(Dataset entries)
★ ★ ★ ★ ★

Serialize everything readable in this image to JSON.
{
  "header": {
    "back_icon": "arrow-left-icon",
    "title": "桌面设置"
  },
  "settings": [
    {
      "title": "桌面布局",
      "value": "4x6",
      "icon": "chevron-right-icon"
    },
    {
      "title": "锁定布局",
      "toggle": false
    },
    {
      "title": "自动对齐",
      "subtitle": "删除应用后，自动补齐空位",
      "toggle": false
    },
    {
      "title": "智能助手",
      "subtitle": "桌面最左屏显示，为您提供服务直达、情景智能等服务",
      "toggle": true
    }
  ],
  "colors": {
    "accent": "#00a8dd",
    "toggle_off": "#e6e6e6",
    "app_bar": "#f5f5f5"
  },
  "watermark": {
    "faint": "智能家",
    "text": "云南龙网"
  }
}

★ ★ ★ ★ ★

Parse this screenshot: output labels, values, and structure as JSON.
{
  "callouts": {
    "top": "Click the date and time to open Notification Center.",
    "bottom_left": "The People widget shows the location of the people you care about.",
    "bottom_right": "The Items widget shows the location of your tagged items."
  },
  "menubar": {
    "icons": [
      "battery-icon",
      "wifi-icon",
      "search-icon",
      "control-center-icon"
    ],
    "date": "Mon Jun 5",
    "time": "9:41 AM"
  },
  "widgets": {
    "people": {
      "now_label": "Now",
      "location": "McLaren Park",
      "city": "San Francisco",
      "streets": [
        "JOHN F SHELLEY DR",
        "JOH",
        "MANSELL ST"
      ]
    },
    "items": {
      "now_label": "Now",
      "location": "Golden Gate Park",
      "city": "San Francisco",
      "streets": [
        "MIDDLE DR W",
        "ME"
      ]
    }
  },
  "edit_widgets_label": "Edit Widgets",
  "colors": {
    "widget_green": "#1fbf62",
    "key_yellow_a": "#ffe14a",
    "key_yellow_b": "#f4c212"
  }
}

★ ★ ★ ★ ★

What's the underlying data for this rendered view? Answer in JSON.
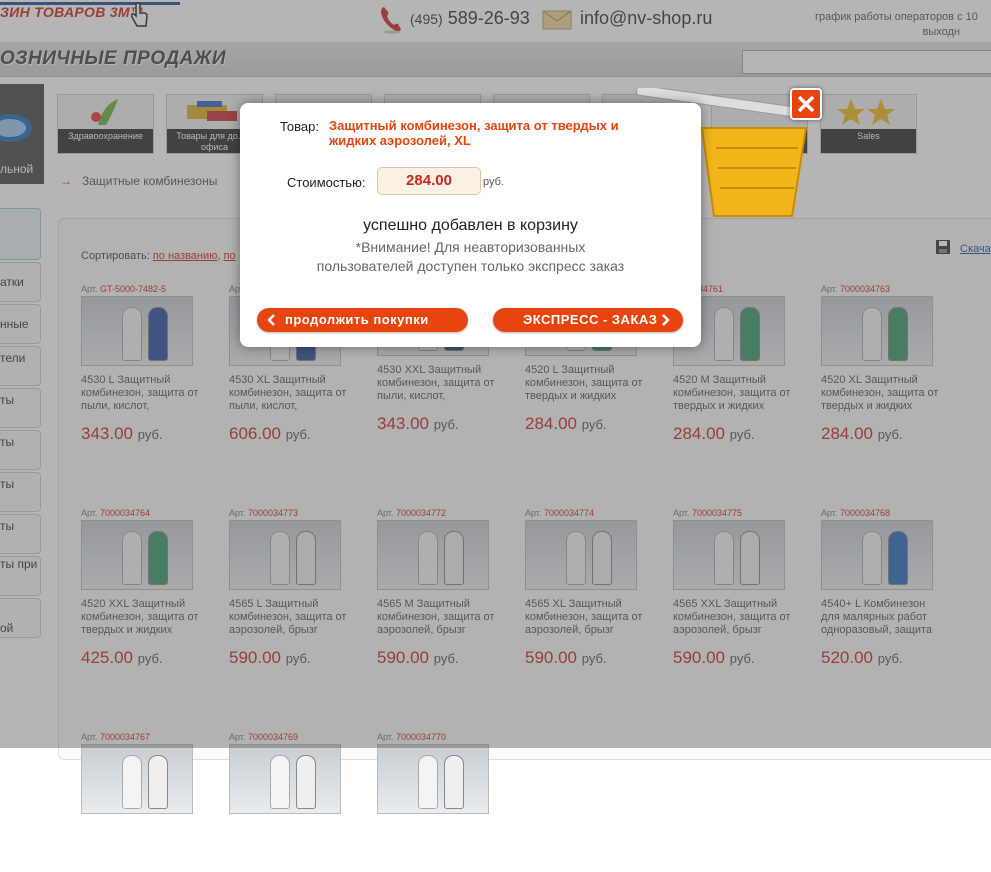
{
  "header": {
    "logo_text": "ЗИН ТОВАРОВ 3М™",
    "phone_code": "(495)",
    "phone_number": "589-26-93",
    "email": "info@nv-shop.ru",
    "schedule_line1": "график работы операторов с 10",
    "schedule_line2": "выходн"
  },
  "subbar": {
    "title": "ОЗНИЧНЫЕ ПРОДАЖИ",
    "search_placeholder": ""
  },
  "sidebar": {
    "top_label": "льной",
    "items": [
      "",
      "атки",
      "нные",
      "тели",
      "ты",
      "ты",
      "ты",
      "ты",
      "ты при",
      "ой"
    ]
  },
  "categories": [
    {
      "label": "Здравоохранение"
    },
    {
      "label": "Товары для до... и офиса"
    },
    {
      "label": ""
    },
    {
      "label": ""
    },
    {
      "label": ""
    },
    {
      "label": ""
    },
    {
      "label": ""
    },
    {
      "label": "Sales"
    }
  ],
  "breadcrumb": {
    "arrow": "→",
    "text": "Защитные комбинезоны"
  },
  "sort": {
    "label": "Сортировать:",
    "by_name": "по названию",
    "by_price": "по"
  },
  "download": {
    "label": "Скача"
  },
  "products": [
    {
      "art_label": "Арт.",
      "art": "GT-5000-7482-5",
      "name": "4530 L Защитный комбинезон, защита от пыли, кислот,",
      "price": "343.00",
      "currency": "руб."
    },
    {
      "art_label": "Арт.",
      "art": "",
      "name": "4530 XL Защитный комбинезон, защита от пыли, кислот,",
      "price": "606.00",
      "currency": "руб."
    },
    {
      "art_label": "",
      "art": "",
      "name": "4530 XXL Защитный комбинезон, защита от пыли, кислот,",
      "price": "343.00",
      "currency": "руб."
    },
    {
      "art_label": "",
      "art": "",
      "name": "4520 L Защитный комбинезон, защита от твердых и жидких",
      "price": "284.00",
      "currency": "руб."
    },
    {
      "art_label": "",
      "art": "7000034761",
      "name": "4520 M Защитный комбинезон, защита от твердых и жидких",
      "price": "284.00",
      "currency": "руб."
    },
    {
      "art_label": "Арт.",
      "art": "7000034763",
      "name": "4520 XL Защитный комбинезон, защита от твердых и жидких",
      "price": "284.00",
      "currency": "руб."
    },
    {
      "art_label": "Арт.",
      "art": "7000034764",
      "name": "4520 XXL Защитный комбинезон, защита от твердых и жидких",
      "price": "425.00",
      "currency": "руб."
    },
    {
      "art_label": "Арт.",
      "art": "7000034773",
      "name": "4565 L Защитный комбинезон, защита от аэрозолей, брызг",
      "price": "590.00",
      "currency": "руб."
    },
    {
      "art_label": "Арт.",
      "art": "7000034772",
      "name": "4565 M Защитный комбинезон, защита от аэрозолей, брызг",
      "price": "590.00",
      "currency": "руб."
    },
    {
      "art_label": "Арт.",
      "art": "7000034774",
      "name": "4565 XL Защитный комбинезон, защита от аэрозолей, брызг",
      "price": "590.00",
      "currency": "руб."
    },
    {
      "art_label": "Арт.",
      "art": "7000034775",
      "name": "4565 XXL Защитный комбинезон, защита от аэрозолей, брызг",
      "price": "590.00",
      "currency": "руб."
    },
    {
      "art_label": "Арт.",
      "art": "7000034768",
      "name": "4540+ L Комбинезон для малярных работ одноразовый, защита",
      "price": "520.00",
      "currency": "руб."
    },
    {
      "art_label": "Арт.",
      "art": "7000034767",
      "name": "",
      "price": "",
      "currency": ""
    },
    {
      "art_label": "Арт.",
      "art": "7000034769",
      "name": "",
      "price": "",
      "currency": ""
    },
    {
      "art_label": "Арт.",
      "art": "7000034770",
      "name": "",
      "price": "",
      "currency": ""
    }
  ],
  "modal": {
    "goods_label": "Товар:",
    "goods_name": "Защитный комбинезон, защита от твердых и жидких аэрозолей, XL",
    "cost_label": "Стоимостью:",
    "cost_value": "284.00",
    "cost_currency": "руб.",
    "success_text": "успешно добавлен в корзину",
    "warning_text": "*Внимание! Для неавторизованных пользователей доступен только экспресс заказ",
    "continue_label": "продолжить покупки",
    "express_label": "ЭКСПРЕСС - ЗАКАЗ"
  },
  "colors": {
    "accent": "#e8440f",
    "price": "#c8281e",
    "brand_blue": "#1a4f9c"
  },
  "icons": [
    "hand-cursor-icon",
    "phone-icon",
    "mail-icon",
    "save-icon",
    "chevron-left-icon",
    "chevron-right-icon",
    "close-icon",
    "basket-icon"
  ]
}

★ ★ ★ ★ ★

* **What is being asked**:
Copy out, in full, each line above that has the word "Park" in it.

* **Solution**:
      "location": "McLaren Park",
      "location": "Golden Gate Park",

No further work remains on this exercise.